Texas school shooting: Teenage gunman kills 18 children in latest US mass murder

UVALDE, Texas: A teenage gunman killed at least 19 children and two adults after storming into a Texas elementary school on Tuesday (May 24), the latest bout of gun-fueled mass murder in the United States and the nation’s worst school shooting in nearly a decade.

The 18-year-old suspect, who was killed apparently by police, also had shot his own grandmother before fleeing from the scene, then crashing his getaway car and launching a bloody rampage at Robb Elementary School in the town of Uvalde, Texas, about 130km west of San Antonio.

The motive was not immediately clear.

Law enforcement officers saw the gunman, clad in body armour, emerge from his crashed vehicle carrying a rifle and “engaged” the suspect, who nevertheless managed to charge into the school and open fire, Texas Department of Public Safety (DPS) Sergeant Erick Estrada said on CNN.

Speaking from the White House hours later, a visibly shaken US President Joe Biden urged Americans to stand up to the politically powerful US gun lobby, which he blamed for blocking enactment of tougher “common-sense” firearms safety laws.

Biden ordered flags flown at half-staff daily until sunset on Saturday in observance of the tragedy.

Governor Greg Abbott said the suspect, identified as 18-year-old Salvador Ramos, was apparently killed by police officers responding to the scene, and that two officers were struck by gunfire, though the governor said their injuries were not serious.

Authorities said the suspect acted alone.

After confusing early accounts of the death toll, the state attorney general’s office in an official statement put the tally of lives lost at 18 children and two adults, including the gunman. A Texas DPS spokesperson later told CNN that 19 school children and two adults were killed, not counting the shooter.

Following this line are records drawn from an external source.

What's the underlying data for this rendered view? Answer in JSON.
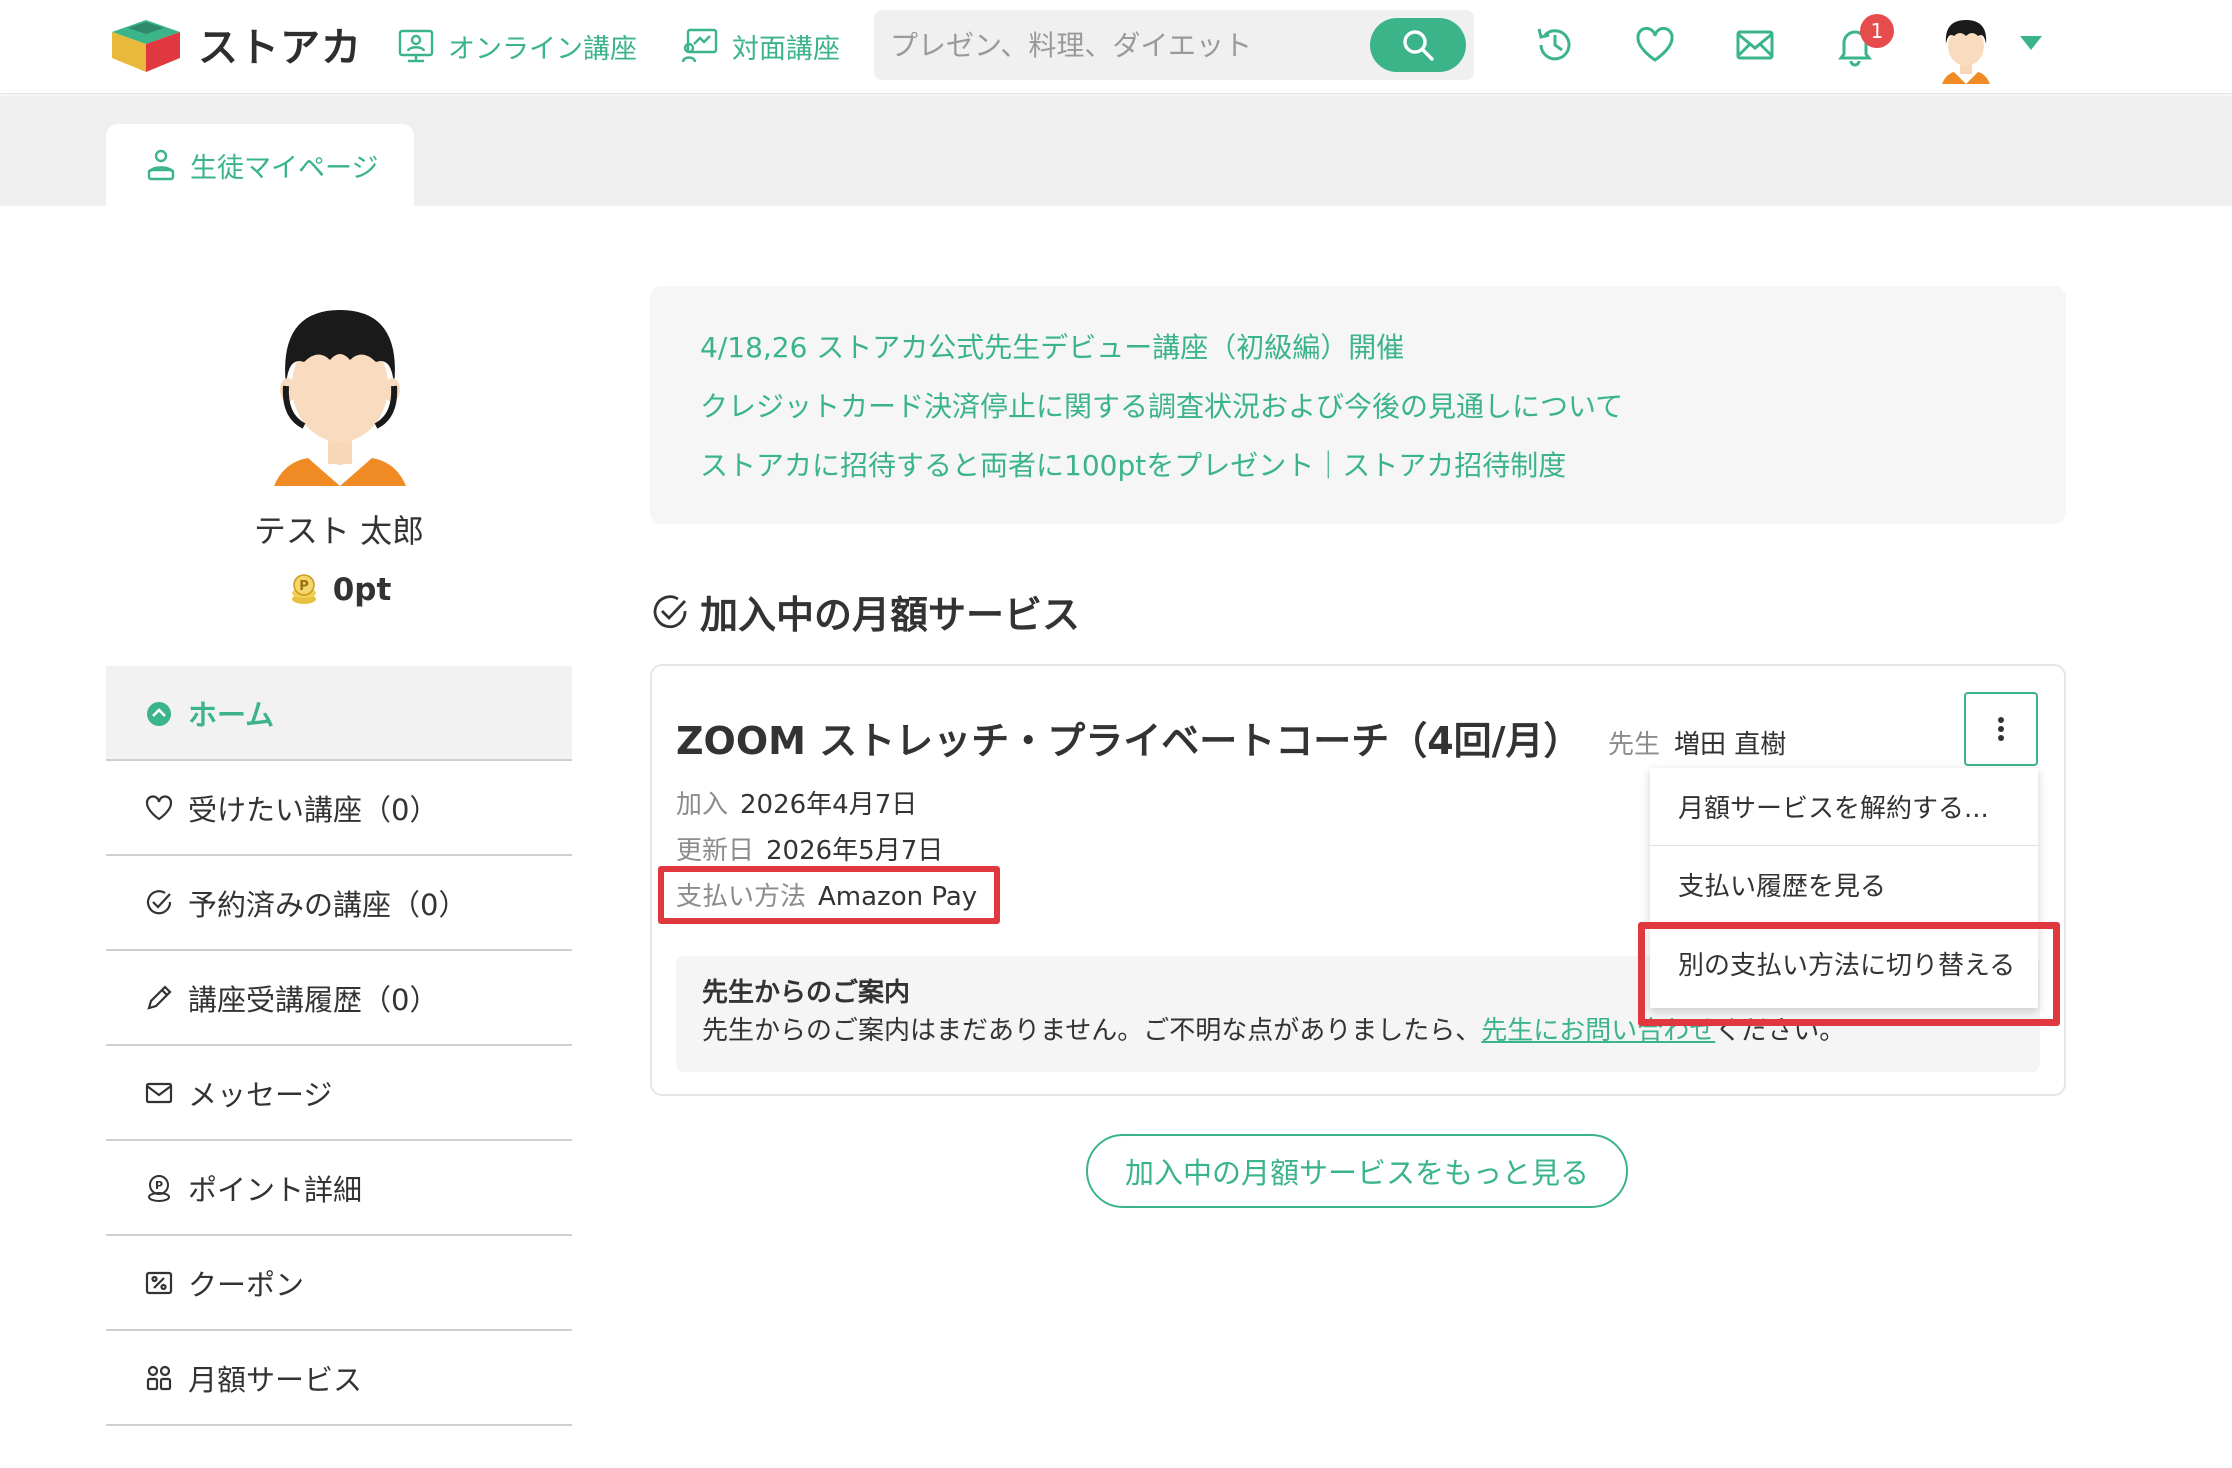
{
  "brand": {
    "name": "ストアカ",
    "accent": "#3bb48a",
    "highlight": "#e0383e"
  },
  "header": {
    "nav": [
      {
        "label": "オンライン講座",
        "icon": "monitor-person-icon"
      },
      {
        "label": "対面講座",
        "icon": "whiteboard-icon"
      }
    ],
    "search": {
      "placeholder": "プレゼン、料理、ダイエット",
      "value": ""
    },
    "icons": [
      "history-icon",
      "heart-icon",
      "mail-icon",
      "bell-icon"
    ],
    "notification_count": "1"
  },
  "tabs": [
    {
      "label": "生徒マイページ",
      "icon": "student-icon",
      "active": true
    }
  ],
  "profile": {
    "name": "テスト 太郎",
    "points": "0pt"
  },
  "sidebar": {
    "items": [
      {
        "label": "ホーム",
        "icon": "home-icon",
        "active": true
      },
      {
        "label": "受けたい講座（0）",
        "icon": "heart-icon"
      },
      {
        "label": "予約済みの講座（0）",
        "icon": "check-circle-icon"
      },
      {
        "label": "講座受講履歴（0）",
        "icon": "pencil-icon"
      },
      {
        "label": "メッセージ",
        "icon": "mail-icon"
      },
      {
        "label": "ポイント詳細",
        "icon": "point-coin-icon"
      },
      {
        "label": "クーポン",
        "icon": "coupon-icon"
      },
      {
        "label": "月額サービス",
        "icon": "group-icon"
      }
    ]
  },
  "notices": [
    "4/18,26 ストアカ公式先生デビュー講座（初級編）開催",
    "クレジットカード決済停止に関する調査状況および今後の見通しについて",
    "ストアカに招待すると両者に100ptをプレゼント｜ストアカ招待制度"
  ],
  "section": {
    "title": "加入中の月額サービス"
  },
  "subscription": {
    "title": "ZOOM ストレッチ・プライベートコーチ（4回/月）",
    "teacher_label": "先生",
    "teacher_name": "増田 直樹",
    "joined_label": "加入",
    "joined_date": "2026年4月7日",
    "renewal_label": "更新日",
    "renewal_date": "2026年5月7日",
    "payment_label": "支払い方法",
    "payment_value": "Amazon Pay",
    "teacher_notice_title": "先生からのご案内",
    "teacher_notice_text": "先生からのご案内はまだありません。ご不明な点がありましたら、",
    "teacher_notice_link": "先生にお問い合わせ",
    "teacher_notice_tail": "ください。"
  },
  "menu": {
    "items": [
      "月額サービスを解約する...",
      "支払い履歴を見る",
      "別の支払い方法に切り替える"
    ]
  },
  "more_button": "加入中の月額サービスをもっと見る"
}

The school’s student body consists of children in the second, third and fourth grades, according to Pete Arredondo, chief of the Uvalde Consolidated Independent School District Police Department, who also addressed reporters. Pupils in those grades would likely have ranged in age from seven to 10.

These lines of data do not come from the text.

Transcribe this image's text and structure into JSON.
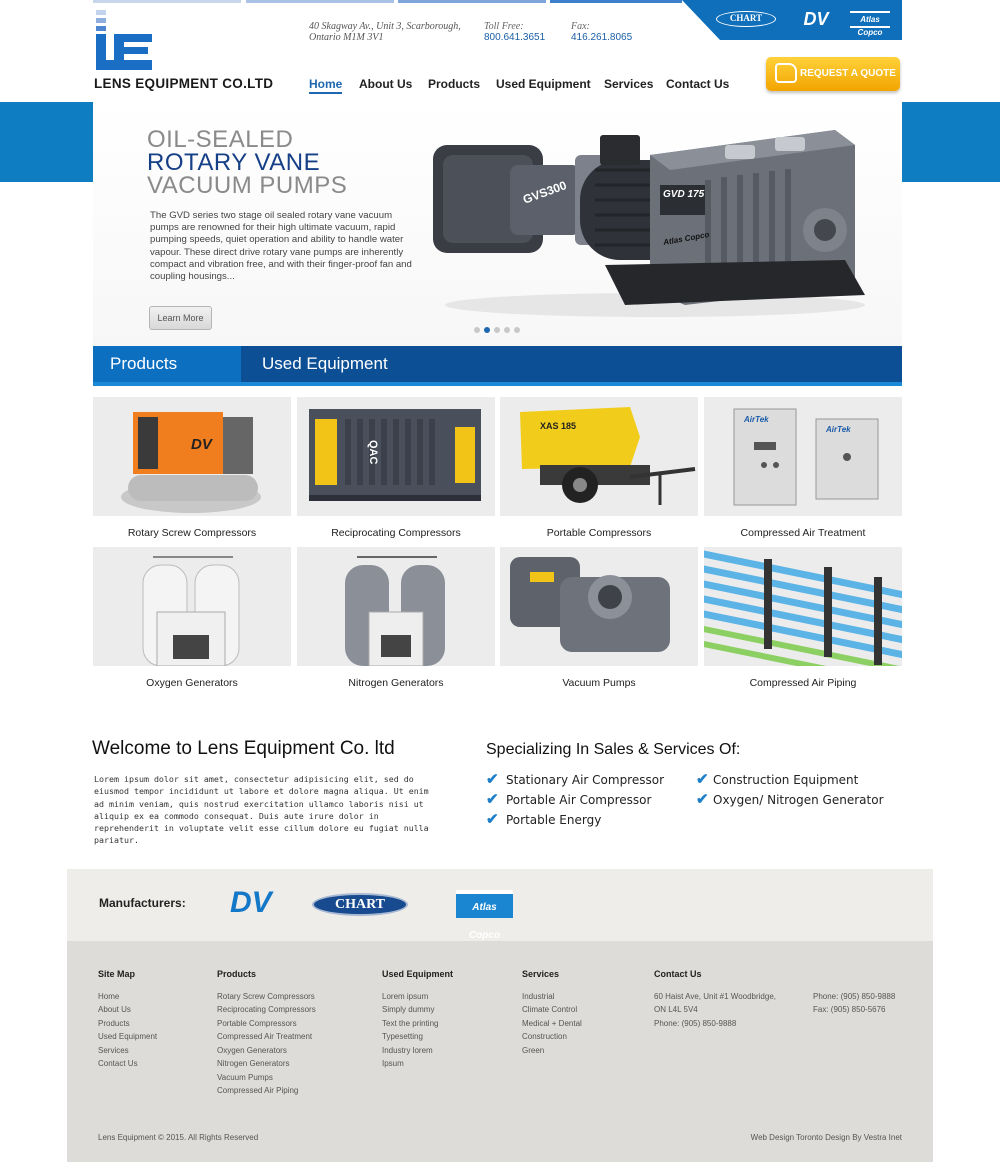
{
  "header": {
    "company_name": "LENS EQUIPMENT CO.LTD",
    "address": "40 Skagway Av., Unit 3, Scarborough, Ontario M1M 3V1",
    "toll_free_label": "Toll Free:",
    "toll_free": "800.641.3651",
    "fax_label": "Fax:",
    "fax": "416.261.8065",
    "brands": [
      "CHART",
      "DV",
      "Atlas Copco"
    ],
    "quote_button": "REQUEST A QUOTE"
  },
  "nav": {
    "items": [
      "Home",
      "About Us",
      "Products",
      "Used Equipment",
      "Services",
      "Contact Us"
    ],
    "active": "Home"
  },
  "hero": {
    "title_line1": "OIL-SEALED",
    "title_line2": "ROTARY VANE",
    "title_line3": "VACUUM PUMPS",
    "description": "The GVD series two stage oil sealed rotary vane vacuum pumps are renowned for their high ultimate vacuum, rapid pumping speeds, quiet operation and ability to handle water vapour. These direct drive rotary vane pumps are inherently compact and vibration free, and with their finger-proof fan and coupling housings...",
    "button": "Learn More",
    "image_labels": [
      "GVS300",
      "GVD 175",
      "Atlas Copco"
    ],
    "slides": 5,
    "active_slide": 2
  },
  "tabs": [
    "Products",
    "Used Equipment"
  ],
  "products": [
    "Rotary Screw Compressors",
    "Reciprocating Compressors",
    "Portable Compressors",
    "Compressed Air Treatment",
    "Oxygen Generators",
    "Nitrogen Generators",
    "Vacuum Pumps",
    "Compressed Air Piping"
  ],
  "product_image_labels": {
    "dv": "DV",
    "qac": "QAC",
    "xas": "XAS 185",
    "airtek": "AirTek"
  },
  "welcome": {
    "title": "Welcome to Lens Equipment Co. ltd",
    "text": "Lorem ipsum dolor sit amet, consectetur adipisicing elit, sed do eiusmod tempor incididunt ut labore et dolore magna aliqua. Ut enim ad minim veniam, quis nostrud exercitation ullamco laboris nisi ut aliquip ex ea commodo consequat. Duis aute irure dolor in reprehenderit in voluptate velit esse cillum dolore eu fugiat nulla pariatur."
  },
  "specializing": {
    "title": "Specializing In Sales & Services Of:",
    "items": [
      "Stationary Air Compressor",
      "Construction Equipment",
      "Portable Air Compressor",
      "Oxygen/ Nitrogen Generator",
      "Portable Energy"
    ]
  },
  "manufacturers": {
    "label": "Manufacturers:",
    "logos": [
      "DV",
      "CHART",
      "Atlas Copco"
    ]
  },
  "footer": {
    "sitemap": {
      "title": "Site Map",
      "links": [
        "Home",
        "About Us",
        "Products",
        "Used Equipment",
        "Services",
        "Contact Us"
      ]
    },
    "products": {
      "title": "Products",
      "links": [
        "Rotary Screw Compressors",
        "Reciprocating Compressors",
        "Portable Compressors",
        "Compressed Air Treatment",
        "Oxygen Generators",
        "Nitrogen Generators",
        "Vacuum Pumps",
        "Compressed Air Piping"
      ]
    },
    "used": {
      "title": "Used Equipment",
      "links": [
        "Lorem ipsum",
        "Simply dummy",
        "Text the printing",
        "Typesetting",
        "Industry lorem",
        "Ipsum"
      ]
    },
    "services": {
      "title": "Services",
      "links": [
        "Industrial",
        "Climate Control",
        "Medical + Dental",
        "Construction",
        "Green"
      ]
    },
    "contact": {
      "title": "Contact Us",
      "address1": "60 Haist Ave, Unit #1 Woodbridge,",
      "address2": "ON L4L 5V4",
      "phone": "Phone: (905) 850-9888",
      "phone2": "Phone: (905) 850-9888",
      "fax": "Fax: (905) 850-5676"
    },
    "copyright": "Lens Equipment © 2015. All Rights Reserved",
    "credit": "Web Design Toronto Design By Vestra Inet"
  },
  "colors": {
    "primary_blue": "#0f6fba",
    "dark_blue": "#0d4f95",
    "accent_yellow": "#f2a400",
    "check_blue": "#1f7fc8"
  }
}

The carnage unfolded just 10 days after 10 people were killed in Buffalo, New York, in a predominantly Black neighborhood. Authorities have charged an 18-year-old man who they said had traveled hundreds of miles to Buffalo and opened fire with an assault-style rifle at a grocery store.